• [YOUR ASSIGNMENT]
An exact copy of all entries is required.

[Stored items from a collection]
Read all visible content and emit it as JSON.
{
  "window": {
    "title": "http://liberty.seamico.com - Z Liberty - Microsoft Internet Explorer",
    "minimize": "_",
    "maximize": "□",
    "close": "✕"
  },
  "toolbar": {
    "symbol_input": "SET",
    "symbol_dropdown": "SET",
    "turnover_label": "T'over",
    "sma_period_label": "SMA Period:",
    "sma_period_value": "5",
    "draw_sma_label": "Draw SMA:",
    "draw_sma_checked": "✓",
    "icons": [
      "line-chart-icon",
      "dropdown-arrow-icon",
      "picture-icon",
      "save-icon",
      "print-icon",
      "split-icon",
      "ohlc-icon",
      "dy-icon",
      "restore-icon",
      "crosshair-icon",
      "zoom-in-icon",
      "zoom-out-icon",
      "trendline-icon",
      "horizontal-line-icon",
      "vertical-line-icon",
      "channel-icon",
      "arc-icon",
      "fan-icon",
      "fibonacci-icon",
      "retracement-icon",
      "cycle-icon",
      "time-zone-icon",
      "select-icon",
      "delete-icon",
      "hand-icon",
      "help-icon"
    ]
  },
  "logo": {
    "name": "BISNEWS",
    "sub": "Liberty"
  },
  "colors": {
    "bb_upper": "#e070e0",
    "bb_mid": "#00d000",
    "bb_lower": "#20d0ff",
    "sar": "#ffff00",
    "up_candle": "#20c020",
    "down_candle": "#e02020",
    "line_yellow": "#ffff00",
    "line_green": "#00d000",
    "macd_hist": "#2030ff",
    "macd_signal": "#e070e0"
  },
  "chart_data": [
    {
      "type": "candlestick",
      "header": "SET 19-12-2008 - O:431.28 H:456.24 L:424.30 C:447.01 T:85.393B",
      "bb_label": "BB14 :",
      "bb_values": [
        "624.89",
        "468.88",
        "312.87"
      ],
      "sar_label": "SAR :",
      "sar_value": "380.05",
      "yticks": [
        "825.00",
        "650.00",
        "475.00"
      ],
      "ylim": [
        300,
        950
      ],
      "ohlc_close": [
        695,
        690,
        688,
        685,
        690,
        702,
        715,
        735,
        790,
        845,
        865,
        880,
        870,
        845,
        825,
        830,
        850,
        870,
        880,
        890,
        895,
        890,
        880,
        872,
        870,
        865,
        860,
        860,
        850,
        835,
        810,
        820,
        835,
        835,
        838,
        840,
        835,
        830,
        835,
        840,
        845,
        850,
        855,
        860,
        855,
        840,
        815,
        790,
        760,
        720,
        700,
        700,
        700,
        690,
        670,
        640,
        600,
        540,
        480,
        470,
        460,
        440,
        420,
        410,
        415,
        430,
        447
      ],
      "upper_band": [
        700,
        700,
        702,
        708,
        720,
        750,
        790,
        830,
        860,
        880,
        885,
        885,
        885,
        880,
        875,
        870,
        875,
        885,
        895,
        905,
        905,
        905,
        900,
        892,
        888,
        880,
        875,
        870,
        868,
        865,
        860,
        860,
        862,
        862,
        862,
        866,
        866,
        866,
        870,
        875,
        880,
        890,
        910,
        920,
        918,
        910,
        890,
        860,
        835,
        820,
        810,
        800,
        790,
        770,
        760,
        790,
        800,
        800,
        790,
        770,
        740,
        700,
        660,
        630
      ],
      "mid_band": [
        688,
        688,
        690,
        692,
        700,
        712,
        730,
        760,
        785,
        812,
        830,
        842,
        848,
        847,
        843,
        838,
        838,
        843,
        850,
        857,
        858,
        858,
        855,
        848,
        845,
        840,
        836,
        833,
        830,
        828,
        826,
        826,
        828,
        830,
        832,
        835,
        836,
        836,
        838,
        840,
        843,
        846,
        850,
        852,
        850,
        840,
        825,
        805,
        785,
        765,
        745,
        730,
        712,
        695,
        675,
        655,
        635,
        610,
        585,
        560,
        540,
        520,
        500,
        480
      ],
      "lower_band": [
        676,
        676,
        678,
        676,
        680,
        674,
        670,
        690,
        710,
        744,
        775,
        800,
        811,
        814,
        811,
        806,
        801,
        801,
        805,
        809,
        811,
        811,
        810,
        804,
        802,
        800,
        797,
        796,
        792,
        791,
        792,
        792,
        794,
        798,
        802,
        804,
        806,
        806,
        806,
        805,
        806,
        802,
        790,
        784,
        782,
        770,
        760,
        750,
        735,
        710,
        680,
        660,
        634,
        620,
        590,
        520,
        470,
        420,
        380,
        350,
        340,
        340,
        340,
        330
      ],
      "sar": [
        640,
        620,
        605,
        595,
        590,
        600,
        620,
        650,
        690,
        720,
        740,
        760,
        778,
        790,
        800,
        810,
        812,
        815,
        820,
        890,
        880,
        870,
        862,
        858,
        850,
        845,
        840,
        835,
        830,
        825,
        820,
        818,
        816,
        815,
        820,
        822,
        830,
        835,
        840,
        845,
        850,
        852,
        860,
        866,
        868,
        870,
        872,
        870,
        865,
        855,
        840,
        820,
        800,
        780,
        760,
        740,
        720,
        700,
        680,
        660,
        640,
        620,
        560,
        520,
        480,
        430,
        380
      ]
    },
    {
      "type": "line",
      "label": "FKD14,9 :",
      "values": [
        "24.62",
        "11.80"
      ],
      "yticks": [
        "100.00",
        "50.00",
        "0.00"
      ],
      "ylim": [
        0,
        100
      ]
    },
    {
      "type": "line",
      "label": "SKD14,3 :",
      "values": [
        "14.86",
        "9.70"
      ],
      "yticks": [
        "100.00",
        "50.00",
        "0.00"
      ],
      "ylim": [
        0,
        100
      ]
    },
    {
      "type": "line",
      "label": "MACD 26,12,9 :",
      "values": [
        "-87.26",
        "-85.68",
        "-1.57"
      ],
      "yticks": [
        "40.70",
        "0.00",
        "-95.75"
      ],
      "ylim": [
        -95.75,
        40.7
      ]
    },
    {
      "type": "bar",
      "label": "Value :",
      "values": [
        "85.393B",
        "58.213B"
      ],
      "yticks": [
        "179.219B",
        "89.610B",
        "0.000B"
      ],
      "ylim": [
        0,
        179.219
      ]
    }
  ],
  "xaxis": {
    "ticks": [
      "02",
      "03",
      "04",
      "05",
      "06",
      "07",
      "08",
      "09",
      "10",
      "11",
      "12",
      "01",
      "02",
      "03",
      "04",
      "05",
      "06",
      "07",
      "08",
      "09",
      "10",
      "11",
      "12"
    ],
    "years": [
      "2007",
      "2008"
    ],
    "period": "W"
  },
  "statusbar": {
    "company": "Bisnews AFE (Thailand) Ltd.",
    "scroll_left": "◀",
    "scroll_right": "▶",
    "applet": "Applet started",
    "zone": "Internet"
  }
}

• [RESPONSE TO THIS TASK]
Read all visible content and emit it as JSON.
{
  "window": {
    "title": "http://liberty.seamico.com - Z Liberty - Microsoft Internet Explorer",
    "minimize": "_",
    "maximize": "□",
    "close": "✕"
  },
  "toolbar": {
    "symbol_input": "SET",
    "symbol_dropdown": "SET",
    "turnover_label": "T'over",
    "sma_period_label": "SMA Period:",
    "sma_period_value": "5",
    "draw_sma_label": "Draw SMA:",
    "draw_sma_checked": "✓",
    "icons": [
      "line-chart-icon",
      "dropdown-arrow-icon",
      "picture-icon",
      "save-icon",
      "print-icon",
      "split-icon",
      "ohlc-icon",
      "dy-icon",
      "restore-icon",
      "crosshair-icon",
      "zoom-in-icon",
      "zoom-out-icon",
      "trendline-icon",
      "horizontal-line-icon",
      "vertical-line-icon",
      "channel-icon",
      "arc-icon",
      "fan-icon",
      "fibonacci-icon",
      "retracement-icon",
      "cycle-icon",
      "time-zone-icon",
      "select-icon",
      "delete-icon",
      "hand-icon",
      "help-icon"
    ]
  },
  "logo": {
    "name": "BISNEWS",
    "sub": "Liberty"
  },
  "colors": {
    "bb_upper": "#e070e0",
    "bb_mid": "#00d000",
    "bb_lower": "#20d0ff",
    "sar": "#ffff00",
    "up_candle": "#20c020",
    "down_candle": "#e02020",
    "line_yellow": "#ffff00",
    "line_green": "#00d000",
    "macd_hist": "#2030ff",
    "macd_signal": "#e070e0"
  },
  "chart_data": [
    {
      "type": "candlestick",
      "header": "SET 19-12-2008 - O:431.28 H:456.24 L:424.30 C:447.01 T:85.393B",
      "bb_label": "BB14 :",
      "bb_values": [
        "624.89",
        "468.88",
        "312.87"
      ],
      "sar_label": "SAR :",
      "sar_value": "380.05",
      "yticks": [
        "825.00",
        "650.00",
        "475.00"
      ],
      "ylim": [
        300,
        950
      ],
      "ohlc_close": [
        695,
        690,
        688,
        685,
        690,
        702,
        715,
        735,
        790,
        845,
        865,
        880,
        870,
        845,
        825,
        830,
        850,
        870,
        880,
        890,
        895,
        890,
        880,
        872,
        870,
        865,
        860,
        860,
        850,
        835,
        810,
        820,
        835,
        835,
        838,
        840,
        835,
        830,
        835,
        840,
        845,
        850,
        855,
        860,
        855,
        840,
        815,
        790,
        760,
        720,
        700,
        700,
        700,
        690,
        670,
        640,
        600,
        540,
        480,
        470,
        460,
        440,
        420,
        410,
        415,
        430,
        447
      ],
      "upper_band": [
        700,
        700,
        702,
        708,
        720,
        750,
        790,
        830,
        860,
        880,
        885,
        885,
        885,
        880,
        875,
        870,
        875,
        885,
        895,
        905,
        905,
        905,
        900,
        892,
        888,
        880,
        875,
        870,
        868,
        865,
        860,
        860,
        862,
        862,
        862,
        866,
        866,
        866,
        870,
        875,
        880,
        890,
        910,
        920,
        918,
        910,
        890,
        860,
        835,
        820,
        810,
        800,
        790,
        770,
        760,
        790,
        800,
        800,
        790,
        770,
        740,
        700,
        660,
        630
      ],
      "mid_band": [
        688,
        688,
        690,
        692,
        700,
        712,
        730,
        760,
        785,
        812,
        830,
        842,
        848,
        847,
        843,
        838,
        838,
        843,
        850,
        857,
        858,
        858,
        855,
        848,
        845,
        840,
        836,
        833,
        830,
        828,
        826,
        826,
        828,
        830,
        832,
        835,
        836,
        836,
        838,
        840,
        843,
        846,
        850,
        852,
        850,
        840,
        825,
        805,
        785,
        765,
        745,
        730,
        712,
        695,
        675,
        655,
        635,
        610,
        585,
        560,
        540,
        520,
        500,
        480
      ],
      "lower_band": [
        676,
        676,
        678,
        676,
        680,
        674,
        670,
        690,
        710,
        744,
        775,
        800,
        811,
        814,
        811,
        806,
        801,
        801,
        805,
        809,
        811,
        811,
        810,
        804,
        802,
        800,
        797,
        796,
        792,
        791,
        792,
        792,
        794,
        798,
        802,
        804,
        806,
        806,
        806,
        805,
        806,
        802,
        790,
        784,
        782,
        770,
        760,
        750,
        735,
        710,
        680,
        660,
        634,
        620,
        590,
        520,
        470,
        420,
        380,
        350,
        340,
        340,
        340,
        330
      ],
      "sar": [
        640,
        620,
        605,
        595,
        590,
        600,
        620,
        650,
        690,
        720,
        740,
        760,
        778,
        790,
        800,
        810,
        812,
        815,
        820,
        890,
        880,
        870,
        862,
        858,
        850,
        845,
        840,
        835,
        830,
        825,
        820,
        818,
        816,
        815,
        820,
        822,
        830,
        835,
        840,
        845,
        850,
        852,
        860,
        866,
        868,
        870,
        872,
        870,
        865,
        855,
        840,
        820,
        800,
        780,
        760,
        740,
        720,
        700,
        680,
        660,
        640,
        620,
        560,
        520,
        480,
        430,
        380
      ]
    },
    {
      "type": "line",
      "label": "FKD14,9 :",
      "values": [
        "24.62",
        "11.80"
      ],
      "yticks": [
        "100.00",
        "50.00",
        "0.00"
      ],
      "ylim": [
        0,
        100
      ]
    },
    {
      "type": "line",
      "label": "SKD14,3 :",
      "values": [
        "14.86",
        "9.70"
      ],
      "yticks": [
        "100.00",
        "50.00",
        "0.00"
      ],
      "ylim": [
        0,
        100
      ]
    },
    {
      "type": "line",
      "label": "MACD 26,12,9 :",
      "values": [
        "-87.26",
        "-85.68",
        "-1.57"
      ],
      "yticks": [
        "40.70",
        "0.00",
        "-95.75"
      ],
      "ylim": [
        -95.75,
        40.7
      ]
    },
    {
      "type": "bar",
      "label": "Value :",
      "values": [
        "85.393B",
        "58.213B"
      ],
      "yticks": [
        "179.219B",
        "89.610B",
        "0.000B"
      ],
      "ylim": [
        0,
        179.219
      ]
    }
  ],
  "xaxis": {
    "ticks": [
      "02",
      "03",
      "04",
      "05",
      "06",
      "07",
      "08",
      "09",
      "10",
      "11",
      "12",
      "01",
      "02",
      "03",
      "04",
      "05",
      "06",
      "07",
      "08",
      "09",
      "10",
      "11",
      "12"
    ],
    "years": [
      "2007",
      "2008"
    ],
    "period": "W"
  },
  "statusbar": {
    "company": "Bisnews AFE (Thailand) Ltd.",
    "scroll_left": "◀",
    "scroll_right": "▶",
    "applet": "Applet started",
    "zone": "Internet"
  }
}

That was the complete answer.